FEMA's Second-Ranking Official Is Leaving As The Agency Works To Improve Its Disaster Response
Daniel Kaniewski will be leaving for an opportunity outside of government, BuzzFeed News has exclusively learned.
The Federal Emergency Management Agency’s second-ranking official is resigning, BuzzFeed News has learned, as the agency strives to reform the way it responds to catastrophic events.
Daniel Kaniewski is FEMA’s deputy administrator for resilience, a position the agency broadened from protection and national preparedness to resilience in June 2018 after the US experienced one of the costliest and most catastrophic string of disasters in its history. His resignation, which FEMA is expected to officially announce Friday, comes as the agency continues to see constant turnover and shifting leadership, as well as continued scrutiny over its handling of Puerto Rico. Kaniewski sent his resignation letter to his department Thursday morning. His last day will be Friday.
BuzzFeed News learned that Kaniewski announced that he is departing “to pursue an opportunity outside of the government,” FEMA confirmed in a statement.
Kaniewski joined the agency as the deputy administrator of preparedness in September 2017, as Hurricanes Irma and Maria bore down on Puerto Rico, the US Virgin Islands, and Florida. FEMA faced an onslaught of criticism over its response and management of food, water, and other resources to the US territories. A month later, a rash of historic wildfires started burning across California, killing 46 people and torching entire neighborhoods, cementing 2017 as a pivotal wake-up call for climate change’s impact on natural disasters and how the country responds to them.
FEMA, which is part of the Department of Homeland Security, has been through a tumultuous few years responding to devastating natural disasters which have often thrust the agency into the center of a politicized, fraught, and public debate about the Trump administration’s handling of these events. Until recently, the emergency management organization has formally been without a chief after its director, Brock Long, resigned last year.
Long led the country through a spate of historic severe weather events, but was criticized for his agency’s slow and disjointed response to helping Puerto Rico after Hurricane Maria and his use of government vehicles for personal trips to see his family in North Carolina. Peter Gaynor, a Marine and emergency management expert, stepped in to temporarily lead the agency. He then permanently took over the role because Trump’s initial pick, Jeffrey Byard, withdrew his nomination after the Senate raised issues with some of his “personal matters” during its investigation.
During his time with FEMA, Kaniewski worked to shift the agency’s purpose from a response agency to more of a partner in teaching vulnerable communities how to bolster their infrastructure and better prepare residents so their lives are not completely derailed when a disaster strikes. He took on initiatives such as financial literacy and preparedness, insurance, and grants for states to better prepare their residents for disasters.
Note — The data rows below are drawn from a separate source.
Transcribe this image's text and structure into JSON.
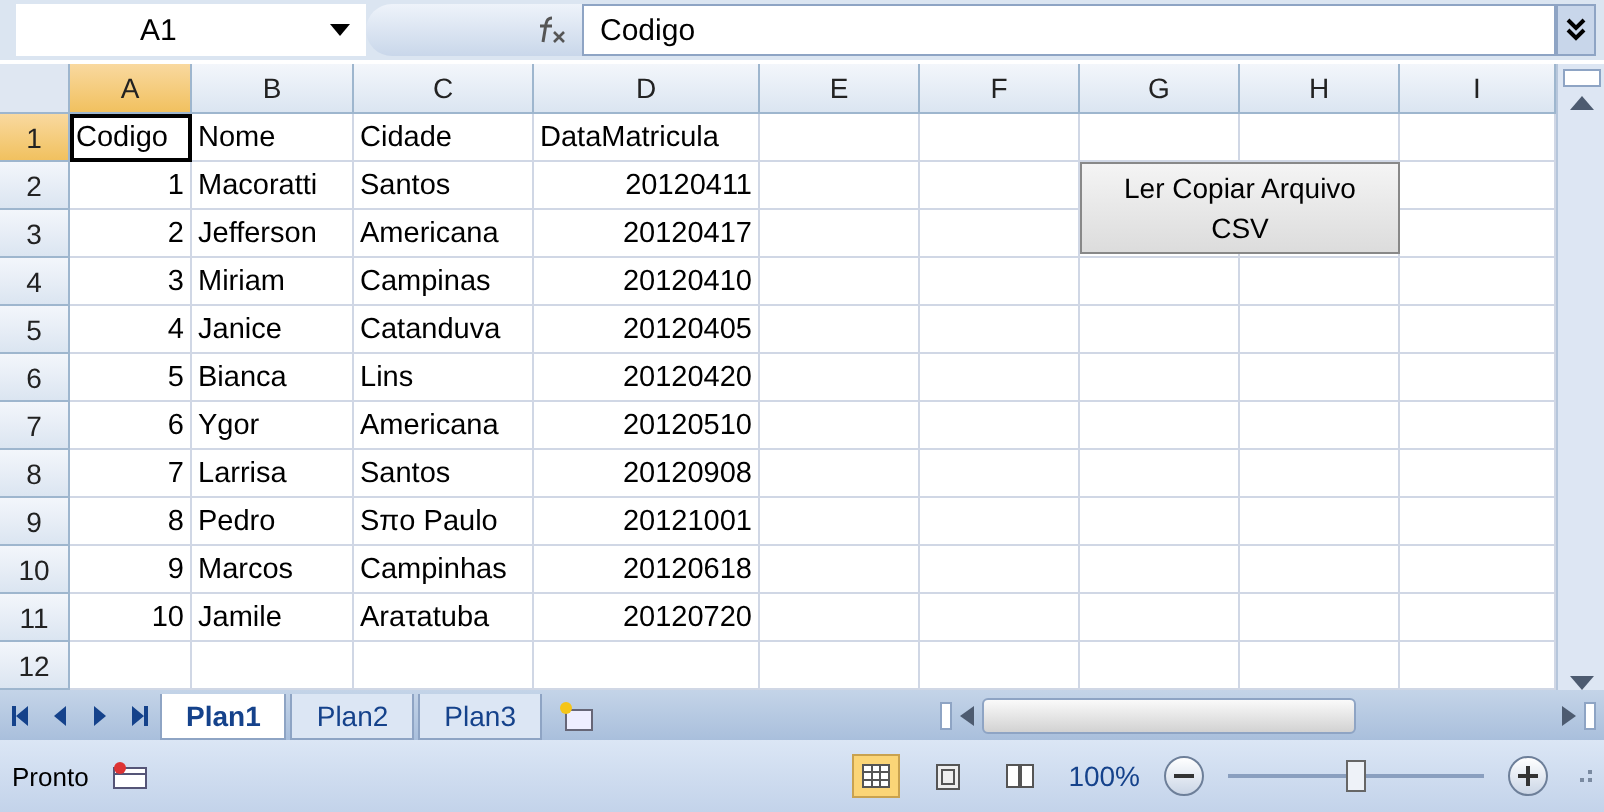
{
  "formula_bar": {
    "name_box": "A1",
    "formula": "Codigo"
  },
  "columns": [
    {
      "label": "A",
      "selected": true
    },
    {
      "label": "B",
      "selected": false
    },
    {
      "label": "C",
      "selected": false
    },
    {
      "label": "D",
      "selected": false
    },
    {
      "label": "E",
      "selected": false
    },
    {
      "label": "F",
      "selected": false
    },
    {
      "label": "G",
      "selected": false
    },
    {
      "label": "H",
      "selected": false
    },
    {
      "label": "I",
      "selected": false
    }
  ],
  "rows": [
    {
      "number": "1",
      "selected": true,
      "cells": [
        {
          "text": "Codigo",
          "numeric": false
        },
        {
          "text": "Nome",
          "numeric": false
        },
        {
          "text": "Cidade",
          "numeric": false
        },
        {
          "text": "DataMatricula",
          "numeric": false
        }
      ]
    },
    {
      "number": "2",
      "selected": false,
      "cells": [
        {
          "text": "1",
          "numeric": true
        },
        {
          "text": "Macoratti",
          "numeric": false
        },
        {
          "text": "Santos",
          "numeric": false
        },
        {
          "text": "20120411",
          "numeric": true
        }
      ]
    },
    {
      "number": "3",
      "selected": false,
      "cells": [
        {
          "text": "2",
          "numeric": true
        },
        {
          "text": "Jefferson",
          "numeric": false
        },
        {
          "text": "Americana",
          "numeric": false
        },
        {
          "text": "20120417",
          "numeric": true
        }
      ]
    },
    {
      "number": "4",
      "selected": false,
      "cells": [
        {
          "text": "3",
          "numeric": true
        },
        {
          "text": "Miriam",
          "numeric": false
        },
        {
          "text": "Campinas",
          "numeric": false
        },
        {
          "text": "20120410",
          "numeric": true
        }
      ]
    },
    {
      "number": "5",
      "selected": false,
      "cells": [
        {
          "text": "4",
          "numeric": true
        },
        {
          "text": "Janice",
          "numeric": false
        },
        {
          "text": "Catanduva",
          "numeric": false
        },
        {
          "text": "20120405",
          "numeric": true
        }
      ]
    },
    {
      "number": "6",
      "selected": false,
      "cells": [
        {
          "text": "5",
          "numeric": true
        },
        {
          "text": "Bianca",
          "numeric": false
        },
        {
          "text": "Lins",
          "numeric": false
        },
        {
          "text": "20120420",
          "numeric": true
        }
      ]
    },
    {
      "number": "7",
      "selected": false,
      "cells": [
        {
          "text": "6",
          "numeric": true
        },
        {
          "text": "Ygor",
          "numeric": false
        },
        {
          "text": "Americana",
          "numeric": false
        },
        {
          "text": "20120510",
          "numeric": true
        }
      ]
    },
    {
      "number": "8",
      "selected": false,
      "cells": [
        {
          "text": "7",
          "numeric": true
        },
        {
          "text": "Larrisa",
          "numeric": false
        },
        {
          "text": "Santos",
          "numeric": false
        },
        {
          "text": "20120908",
          "numeric": true
        }
      ]
    },
    {
      "number": "9",
      "selected": false,
      "cells": [
        {
          "text": "8",
          "numeric": true
        },
        {
          "text": "Pedro",
          "numeric": false
        },
        {
          "text": "Sπo Paulo",
          "numeric": false
        },
        {
          "text": "20121001",
          "numeric": true
        }
      ]
    },
    {
      "number": "10",
      "selected": false,
      "cells": [
        {
          "text": "9",
          "numeric": true
        },
        {
          "text": "Marcos",
          "numeric": false
        },
        {
          "text": "Campinhas",
          "numeric": false
        },
        {
          "text": "20120618",
          "numeric": true
        }
      ]
    },
    {
      "number": "11",
      "selected": false,
      "cells": [
        {
          "text": "10",
          "numeric": true
        },
        {
          "text": "Jamile",
          "numeric": false
        },
        {
          "text": "Araτatuba",
          "numeric": false
        },
        {
          "text": "20120720",
          "numeric": true
        }
      ]
    },
    {
      "number": "12",
      "selected": false,
      "cells": []
    }
  ],
  "sheet_button": {
    "label": "Ler Copiar Arquivo CSV"
  },
  "sheet_tabs": [
    {
      "label": "Plan1",
      "selected": true
    },
    {
      "label": "Plan2",
      "selected": false
    },
    {
      "label": "Plan3",
      "selected": false
    }
  ],
  "status_bar": {
    "status": "Pronto",
    "views": [
      {
        "kind": "normal",
        "selected": true
      },
      {
        "kind": "layout",
        "selected": false
      },
      {
        "kind": "pagebreak",
        "selected": false
      }
    ],
    "zoom": "100%",
    "zoom_slider": {
      "level": 0.5
    }
  }
}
“In addition to helping survivors recover from disasters, FEMA works with our state, local, tribal and territorial partners to build a more resilient Nation. For more than two years Dr. Kaniewski led this effort, working tirelessly to reduce the impacts of disasters on communities,” a spokesperson said. "We thank Dr. Kaniewski for his service and wish him the best of luck in his next opportunity.”
Kaniewski was known for taking a more policy-focused, academic-style approach to disaster preparedness, a former senior FEMA official told BuzzFeed News, but had a “good reputation” for being supportive and hands-on in the chaotic aftermath of a disaster.
When meeting with communities and speaking to the press, Kaniewski often took a blunt, honest stance on how FEMA will not take the lead in rebuilding disaster-ravaged towns.
"FEMA is not a first responder," Kaniewski has said repeatedly, reiterating that the agency’s purpose is to support a state’s response when the president approves their disaster declaration. “FEMA is not meant to make you whole.”
After 2017, Kaniewski spearheaded FEMA’s push to focus more on resilience and preparedness. The agency worked with Congress to pass several key acts and initiatives geared toward providing states with more funding to update and strengthen its infrastructure before a disaster strikes and reimburse them for the administrative cost of responding to a severe weather event.
“The reason I came into government was to make resilience and building a culture of preparedness my top priority,” Kaniewski told BuzzFeed News on Wednesday, calling the Disaster Recovery Reform Act a “game changer for us as an agency.”
Although he would not explicitly say why he was leaving, Kaniewski said he’s “certainly not closing the door” on working on disasters for a federal agency.
“I am passionate about resilience and I love my job,” he said. “I will be staying in DC and will continue to hopefully advance these issues from the outside.”